“I often think “better to be safe than sorry” when I don’t know if something has become contaminated at home.It’s better to stick it in the dishwasher regardless, than risk it having something nasty on it.”
If you are catering for someone with severe food allergies as a one off, have checked their allergies, received their advice and been assured that they will try what you bake! You need to create a “safe” environment in which to do it. recommend the following:
- Kitchenware (bowls, measuring jugs, utensils, cake tins, baking trays, cooling rack…) everything to be used for the free-from baking is washed thoroughly and then put in the dishwasher on highest setting. Drip dry. (Avoid tea-towels as they could be contaminated with the allergens).
- Work surfaces are thoroughly cleaned – we use both hot soapy water (with clean J-cloth) followed by anti-bacterial spray (and clean kitchen towel).
- If you wear an apron make sure it’s just been laundered.
- Line your super-clean pots with clean tin foil so that there is no risk.
- Line your super-clean baking trays with clean baking paper.
- Line your clean cake tins with baking paper.
- When prepping your ingredients use glass or metal bowls and utensils, avoid using plastic or wooden ones as they are harder to ensure cleanliness.

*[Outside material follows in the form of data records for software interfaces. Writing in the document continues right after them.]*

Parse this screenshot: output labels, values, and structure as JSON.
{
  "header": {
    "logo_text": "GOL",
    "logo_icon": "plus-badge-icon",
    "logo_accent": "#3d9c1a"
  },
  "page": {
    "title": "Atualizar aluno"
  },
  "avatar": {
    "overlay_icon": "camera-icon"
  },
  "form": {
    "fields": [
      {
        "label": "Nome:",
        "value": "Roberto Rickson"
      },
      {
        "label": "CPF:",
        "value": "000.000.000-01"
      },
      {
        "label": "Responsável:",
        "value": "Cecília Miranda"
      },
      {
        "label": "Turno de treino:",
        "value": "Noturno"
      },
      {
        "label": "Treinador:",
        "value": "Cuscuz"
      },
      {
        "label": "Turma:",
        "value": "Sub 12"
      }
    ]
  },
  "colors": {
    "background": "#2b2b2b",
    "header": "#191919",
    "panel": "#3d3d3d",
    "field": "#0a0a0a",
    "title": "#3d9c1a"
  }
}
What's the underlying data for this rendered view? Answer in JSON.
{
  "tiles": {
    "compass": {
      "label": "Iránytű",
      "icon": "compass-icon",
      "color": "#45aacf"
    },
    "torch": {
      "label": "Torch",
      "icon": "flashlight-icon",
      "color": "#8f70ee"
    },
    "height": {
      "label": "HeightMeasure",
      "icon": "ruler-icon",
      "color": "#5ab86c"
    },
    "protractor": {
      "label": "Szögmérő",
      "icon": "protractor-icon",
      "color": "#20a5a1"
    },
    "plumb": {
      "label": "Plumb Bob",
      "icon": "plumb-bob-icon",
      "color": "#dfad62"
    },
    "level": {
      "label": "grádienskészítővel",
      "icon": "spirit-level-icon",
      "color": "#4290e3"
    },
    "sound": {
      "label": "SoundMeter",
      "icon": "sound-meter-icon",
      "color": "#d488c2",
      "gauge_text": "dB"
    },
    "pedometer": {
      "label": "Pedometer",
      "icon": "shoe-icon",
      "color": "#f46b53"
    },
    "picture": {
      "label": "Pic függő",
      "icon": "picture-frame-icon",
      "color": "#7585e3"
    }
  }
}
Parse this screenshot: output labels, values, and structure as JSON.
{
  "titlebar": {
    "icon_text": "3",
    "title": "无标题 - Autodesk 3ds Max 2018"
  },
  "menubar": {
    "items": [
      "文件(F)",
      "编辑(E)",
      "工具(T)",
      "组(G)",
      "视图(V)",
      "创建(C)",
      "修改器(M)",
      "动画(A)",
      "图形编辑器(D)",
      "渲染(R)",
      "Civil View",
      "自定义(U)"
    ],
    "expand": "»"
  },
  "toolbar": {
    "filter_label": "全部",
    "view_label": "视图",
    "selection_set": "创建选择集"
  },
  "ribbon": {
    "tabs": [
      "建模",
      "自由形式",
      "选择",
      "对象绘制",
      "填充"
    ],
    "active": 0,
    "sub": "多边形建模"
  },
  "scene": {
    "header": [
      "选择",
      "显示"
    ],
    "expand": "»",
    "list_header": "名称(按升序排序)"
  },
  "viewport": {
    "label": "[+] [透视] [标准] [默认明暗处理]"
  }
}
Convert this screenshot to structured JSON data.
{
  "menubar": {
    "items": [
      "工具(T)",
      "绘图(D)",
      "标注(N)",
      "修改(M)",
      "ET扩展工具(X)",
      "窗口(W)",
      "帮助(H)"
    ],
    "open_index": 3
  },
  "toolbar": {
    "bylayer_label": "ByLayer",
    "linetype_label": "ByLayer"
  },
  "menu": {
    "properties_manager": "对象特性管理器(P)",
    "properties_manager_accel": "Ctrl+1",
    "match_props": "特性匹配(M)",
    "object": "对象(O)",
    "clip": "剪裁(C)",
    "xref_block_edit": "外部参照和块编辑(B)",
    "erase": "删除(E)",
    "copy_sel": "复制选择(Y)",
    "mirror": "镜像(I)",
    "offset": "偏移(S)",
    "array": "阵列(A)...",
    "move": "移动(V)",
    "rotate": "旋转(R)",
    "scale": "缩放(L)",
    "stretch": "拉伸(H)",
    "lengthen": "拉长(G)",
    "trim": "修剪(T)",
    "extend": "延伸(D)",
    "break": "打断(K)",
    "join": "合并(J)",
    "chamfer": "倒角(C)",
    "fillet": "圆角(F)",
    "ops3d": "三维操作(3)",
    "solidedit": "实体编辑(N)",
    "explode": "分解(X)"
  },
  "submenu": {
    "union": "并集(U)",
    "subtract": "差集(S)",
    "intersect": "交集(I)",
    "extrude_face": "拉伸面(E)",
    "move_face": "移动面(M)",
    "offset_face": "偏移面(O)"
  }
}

If you have any questions or need any further advice or clarification please do not hesitate to contact me. I wish you well in your free-from baking endeavours 🙂